* EXERCISE REQUIREMENTS *
Line by line, reproduce the material below exactly.

* INPUT RECORDS *
• • • •

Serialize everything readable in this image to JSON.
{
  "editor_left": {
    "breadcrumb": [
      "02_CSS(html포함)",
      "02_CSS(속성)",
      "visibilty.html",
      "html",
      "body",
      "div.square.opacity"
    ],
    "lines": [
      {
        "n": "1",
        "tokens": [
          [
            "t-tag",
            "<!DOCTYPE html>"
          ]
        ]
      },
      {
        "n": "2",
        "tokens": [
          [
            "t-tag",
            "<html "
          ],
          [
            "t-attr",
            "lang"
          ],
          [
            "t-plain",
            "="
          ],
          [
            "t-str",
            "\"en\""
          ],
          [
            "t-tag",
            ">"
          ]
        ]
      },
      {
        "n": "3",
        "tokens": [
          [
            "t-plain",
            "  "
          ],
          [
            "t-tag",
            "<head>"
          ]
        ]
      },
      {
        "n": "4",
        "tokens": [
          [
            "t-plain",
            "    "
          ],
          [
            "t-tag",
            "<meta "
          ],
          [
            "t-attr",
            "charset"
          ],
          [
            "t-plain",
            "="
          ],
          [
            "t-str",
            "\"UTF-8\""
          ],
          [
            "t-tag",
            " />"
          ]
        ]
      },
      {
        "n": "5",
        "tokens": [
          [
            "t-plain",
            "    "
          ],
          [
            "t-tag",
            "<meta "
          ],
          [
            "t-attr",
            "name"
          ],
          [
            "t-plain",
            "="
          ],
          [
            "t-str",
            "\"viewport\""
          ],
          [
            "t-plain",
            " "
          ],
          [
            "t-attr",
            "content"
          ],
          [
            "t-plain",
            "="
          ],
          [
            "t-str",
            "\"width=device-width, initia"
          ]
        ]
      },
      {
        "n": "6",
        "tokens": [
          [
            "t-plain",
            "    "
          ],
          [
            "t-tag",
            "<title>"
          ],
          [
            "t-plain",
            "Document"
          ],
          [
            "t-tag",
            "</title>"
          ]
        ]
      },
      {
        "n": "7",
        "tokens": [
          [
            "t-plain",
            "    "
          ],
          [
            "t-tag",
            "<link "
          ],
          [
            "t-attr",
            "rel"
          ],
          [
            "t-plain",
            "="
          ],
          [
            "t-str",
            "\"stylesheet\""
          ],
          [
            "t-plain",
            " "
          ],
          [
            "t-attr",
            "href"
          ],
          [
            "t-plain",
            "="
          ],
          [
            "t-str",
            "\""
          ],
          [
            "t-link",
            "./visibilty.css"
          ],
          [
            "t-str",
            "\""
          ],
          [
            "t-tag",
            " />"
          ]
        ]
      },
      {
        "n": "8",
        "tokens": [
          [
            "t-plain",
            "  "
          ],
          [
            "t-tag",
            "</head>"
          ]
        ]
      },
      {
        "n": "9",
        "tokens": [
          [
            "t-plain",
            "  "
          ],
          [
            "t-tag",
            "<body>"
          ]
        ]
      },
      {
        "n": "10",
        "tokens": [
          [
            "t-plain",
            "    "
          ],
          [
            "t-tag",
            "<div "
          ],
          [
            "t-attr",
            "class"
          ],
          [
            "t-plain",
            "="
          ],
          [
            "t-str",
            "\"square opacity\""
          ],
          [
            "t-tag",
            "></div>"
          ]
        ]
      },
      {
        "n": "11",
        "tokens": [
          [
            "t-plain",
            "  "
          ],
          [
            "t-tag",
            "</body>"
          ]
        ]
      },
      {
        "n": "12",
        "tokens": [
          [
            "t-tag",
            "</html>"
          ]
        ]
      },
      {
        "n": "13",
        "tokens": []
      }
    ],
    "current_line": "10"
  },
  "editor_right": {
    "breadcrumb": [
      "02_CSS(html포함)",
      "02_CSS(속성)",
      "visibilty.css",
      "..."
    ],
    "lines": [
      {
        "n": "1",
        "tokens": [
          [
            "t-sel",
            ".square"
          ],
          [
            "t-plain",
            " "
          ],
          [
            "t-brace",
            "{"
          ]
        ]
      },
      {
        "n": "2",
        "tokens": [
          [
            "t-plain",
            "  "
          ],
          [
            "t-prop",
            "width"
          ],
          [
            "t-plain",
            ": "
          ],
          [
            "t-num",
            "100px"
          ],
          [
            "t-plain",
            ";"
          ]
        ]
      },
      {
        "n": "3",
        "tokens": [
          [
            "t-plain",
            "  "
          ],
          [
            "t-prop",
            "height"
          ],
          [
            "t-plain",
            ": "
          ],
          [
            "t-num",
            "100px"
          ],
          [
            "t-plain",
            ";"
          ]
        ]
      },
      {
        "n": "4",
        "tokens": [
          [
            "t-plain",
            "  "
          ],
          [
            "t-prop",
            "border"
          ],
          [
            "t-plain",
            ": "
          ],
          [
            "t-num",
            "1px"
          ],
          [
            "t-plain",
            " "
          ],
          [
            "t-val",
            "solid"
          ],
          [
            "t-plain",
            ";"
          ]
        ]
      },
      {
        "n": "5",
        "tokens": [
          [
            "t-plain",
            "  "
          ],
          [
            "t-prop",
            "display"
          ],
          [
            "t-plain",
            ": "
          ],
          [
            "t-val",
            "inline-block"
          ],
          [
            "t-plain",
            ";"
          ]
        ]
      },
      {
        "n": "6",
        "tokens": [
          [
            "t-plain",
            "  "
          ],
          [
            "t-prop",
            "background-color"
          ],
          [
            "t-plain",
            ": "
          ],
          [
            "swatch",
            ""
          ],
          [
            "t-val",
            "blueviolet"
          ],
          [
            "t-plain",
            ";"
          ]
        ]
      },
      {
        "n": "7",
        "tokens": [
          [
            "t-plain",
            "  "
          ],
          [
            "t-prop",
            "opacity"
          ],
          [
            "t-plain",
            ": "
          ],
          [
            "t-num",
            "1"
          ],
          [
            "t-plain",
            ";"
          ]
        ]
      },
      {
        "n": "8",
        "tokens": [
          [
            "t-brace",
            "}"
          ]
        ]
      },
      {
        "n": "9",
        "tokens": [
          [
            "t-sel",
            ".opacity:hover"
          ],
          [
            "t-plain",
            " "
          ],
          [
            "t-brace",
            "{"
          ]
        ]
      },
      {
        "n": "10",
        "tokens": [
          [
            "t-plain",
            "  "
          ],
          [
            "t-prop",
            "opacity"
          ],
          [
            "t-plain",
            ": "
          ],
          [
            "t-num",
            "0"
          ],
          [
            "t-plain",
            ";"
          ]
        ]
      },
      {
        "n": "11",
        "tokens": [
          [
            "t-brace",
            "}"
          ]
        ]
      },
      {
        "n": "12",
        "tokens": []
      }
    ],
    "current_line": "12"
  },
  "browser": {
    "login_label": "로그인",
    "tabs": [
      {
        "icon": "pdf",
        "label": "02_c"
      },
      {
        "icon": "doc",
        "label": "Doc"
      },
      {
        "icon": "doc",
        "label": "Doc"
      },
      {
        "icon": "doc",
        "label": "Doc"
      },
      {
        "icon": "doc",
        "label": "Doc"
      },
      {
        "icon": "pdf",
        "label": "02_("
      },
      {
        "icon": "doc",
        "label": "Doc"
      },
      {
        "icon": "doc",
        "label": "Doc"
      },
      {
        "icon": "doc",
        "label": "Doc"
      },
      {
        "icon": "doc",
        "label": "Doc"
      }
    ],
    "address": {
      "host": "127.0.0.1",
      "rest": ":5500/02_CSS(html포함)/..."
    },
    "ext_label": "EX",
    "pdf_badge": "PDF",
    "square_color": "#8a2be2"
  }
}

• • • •

* OUTPUT FOR THIS EXERCISE *
Serialize everything readable in this image to JSON.
{
  "editor_left": {
    "breadcrumb": [
      "02_CSS(html포함)",
      "02_CSS(속성)",
      "visibilty.html",
      "html",
      "body",
      "div.square.opacity"
    ],
    "lines": [
      {
        "n": "1",
        "tokens": [
          [
            "t-tag",
            "<!DOCTYPE html>"
          ]
        ]
      },
      {
        "n": "2",
        "tokens": [
          [
            "t-tag",
            "<html "
          ],
          [
            "t-attr",
            "lang"
          ],
          [
            "t-plain",
            "="
          ],
          [
            "t-str",
            "\"en\""
          ],
          [
            "t-tag",
            ">"
          ]
        ]
      },
      {
        "n": "3",
        "tokens": [
          [
            "t-plain",
            "  "
          ],
          [
            "t-tag",
            "<head>"
          ]
        ]
      },
      {
        "n": "4",
        "tokens": [
          [
            "t-plain",
            "    "
          ],
          [
            "t-tag",
            "<meta "
          ],
          [
            "t-attr",
            "charset"
          ],
          [
            "t-plain",
            "="
          ],
          [
            "t-str",
            "\"UTF-8\""
          ],
          [
            "t-tag",
            " />"
          ]
        ]
      },
      {
        "n": "5",
        "tokens": [
          [
            "t-plain",
            "    "
          ],
          [
            "t-tag",
            "<meta "
          ],
          [
            "t-attr",
            "name"
          ],
          [
            "t-plain",
            "="
          ],
          [
            "t-str",
            "\"viewport\""
          ],
          [
            "t-plain",
            " "
          ],
          [
            "t-attr",
            "content"
          ],
          [
            "t-plain",
            "="
          ],
          [
            "t-str",
            "\"width=device-width, initia"
          ]
        ]
      },
      {
        "n": "6",
        "tokens": [
          [
            "t-plain",
            "    "
          ],
          [
            "t-tag",
            "<title>"
          ],
          [
            "t-plain",
            "Document"
          ],
          [
            "t-tag",
            "</title>"
          ]
        ]
      },
      {
        "n": "7",
        "tokens": [
          [
            "t-plain",
            "    "
          ],
          [
            "t-tag",
            "<link "
          ],
          [
            "t-attr",
            "rel"
          ],
          [
            "t-plain",
            "="
          ],
          [
            "t-str",
            "\"stylesheet\""
          ],
          [
            "t-plain",
            " "
          ],
          [
            "t-attr",
            "href"
          ],
          [
            "t-plain",
            "="
          ],
          [
            "t-str",
            "\""
          ],
          [
            "t-link",
            "./visibilty.css"
          ],
          [
            "t-str",
            "\""
          ],
          [
            "t-tag",
            " />"
          ]
        ]
      },
      {
        "n": "8",
        "tokens": [
          [
            "t-plain",
            "  "
          ],
          [
            "t-tag",
            "</head>"
          ]
        ]
      },
      {
        "n": "9",
        "tokens": [
          [
            "t-plain",
            "  "
          ],
          [
            "t-tag",
            "<body>"
          ]
        ]
      },
      {
        "n": "10",
        "tokens": [
          [
            "t-plain",
            "    "
          ],
          [
            "t-tag",
            "<div "
          ],
          [
            "t-attr",
            "class"
          ],
          [
            "t-plain",
            "="
          ],
          [
            "t-str",
            "\"square opacity\""
          ],
          [
            "t-tag",
            "></div>"
          ]
        ]
      },
      {
        "n": "11",
        "tokens": [
          [
            "t-plain",
            "  "
          ],
          [
            "t-tag",
            "</body>"
          ]
        ]
      },
      {
        "n": "12",
        "tokens": [
          [
            "t-tag",
            "</html>"
          ]
        ]
      },
      {
        "n": "13",
        "tokens": []
      }
    ],
    "current_line": "10"
  },
  "editor_right": {
    "breadcrumb": [
      "02_CSS(html포함)",
      "02_CSS(속성)",
      "visibilty.css",
      "..."
    ],
    "lines": [
      {
        "n": "1",
        "tokens": [
          [
            "t-sel",
            ".square"
          ],
          [
            "t-plain",
            " "
          ],
          [
            "t-brace",
            "{"
          ]
        ]
      },
      {
        "n": "2",
        "tokens": [
          [
            "t-plain",
            "  "
          ],
          [
            "t-prop",
            "width"
          ],
          [
            "t-plain",
            ": "
          ],
          [
            "t-num",
            "100px"
          ],
          [
            "t-plain",
            ";"
          ]
        ]
      },
      {
        "n": "3",
        "tokens": [
          [
            "t-plain",
            "  "
          ],
          [
            "t-prop",
            "height"
          ],
          [
            "t-plain",
            ": "
          ],
          [
            "t-num",
            "100px"
          ],
          [
            "t-plain",
            ";"
          ]
        ]
      },
      {
        "n": "4",
        "tokens": [
          [
            "t-plain",
            "  "
          ],
          [
            "t-prop",
            "border"
          ],
          [
            "t-plain",
            ": "
          ],
          [
            "t-num",
            "1px"
          ],
          [
            "t-plain",
            " "
          ],
          [
            "t-val",
            "solid"
          ],
          [
            "t-plain",
            ";"
          ]
        ]
      },
      {
        "n": "5",
        "tokens": [
          [
            "t-plain",
            "  "
          ],
          [
            "t-prop",
            "display"
          ],
          [
            "t-plain",
            ": "
          ],
          [
            "t-val",
            "inline-block"
          ],
          [
            "t-plain",
            ";"
          ]
        ]
      },
      {
        "n": "6",
        "tokens": [
          [
            "t-plain",
            "  "
          ],
          [
            "t-prop",
            "background-color"
          ],
          [
            "t-plain",
            ": "
          ],
          [
            "swatch",
            ""
          ],
          [
            "t-val",
            "blueviolet"
          ],
          [
            "t-plain",
            ";"
          ]
        ]
      },
      {
        "n": "7",
        "tokens": [
          [
            "t-plain",
            "  "
          ],
          [
            "t-prop",
            "opacity"
          ],
          [
            "t-plain",
            ": "
          ],
          [
            "t-num",
            "1"
          ],
          [
            "t-plain",
            ";"
          ]
        ]
      },
      {
        "n": "8",
        "tokens": [
          [
            "t-brace",
            "}"
          ]
        ]
      },
      {
        "n": "9",
        "tokens": [
          [
            "t-sel",
            ".opacity:hover"
          ],
          [
            "t-plain",
            " "
          ],
          [
            "t-brace",
            "{"
          ]
        ]
      },
      {
        "n": "10",
        "tokens": [
          [
            "t-plain",
            "  "
          ],
          [
            "t-prop",
            "opacity"
          ],
          [
            "t-plain",
            ": "
          ],
          [
            "t-num",
            "0"
          ],
          [
            "t-plain",
            ";"
          ]
        ]
      },
      {
        "n": "11",
        "tokens": [
          [
            "t-brace",
            "}"
          ]
        ]
      },
      {
        "n": "12",
        "tokens": []
      }
    ],
    "current_line": "12"
  },
  "browser": {
    "login_label": "로그인",
    "tabs": [
      {
        "icon": "pdf",
        "label": "02_c"
      },
      {
        "icon": "doc",
        "label": "Doc"
      },
      {
        "icon": "doc",
        "label": "Doc"
      },
      {
        "icon": "doc",
        "label": "Doc"
      },
      {
        "icon": "doc",
        "label": "Doc"
      },
      {
        "icon": "pdf",
        "label": "02_("
      },
      {
        "icon": "doc",
        "label": "Doc"
      },
      {
        "icon": "doc",
        "label": "Doc"
      },
      {
        "icon": "doc",
        "label": "Doc"
      },
      {
        "icon": "doc",
        "label": "Doc"
      }
    ],
    "address": {
      "host": "127.0.0.1",
      "rest": ":5500/02_CSS(html포함)/..."
    },
    "ext_label": "EX",
    "pdf_badge": "PDF",
    "square_color": "#8a2be2"
  }
}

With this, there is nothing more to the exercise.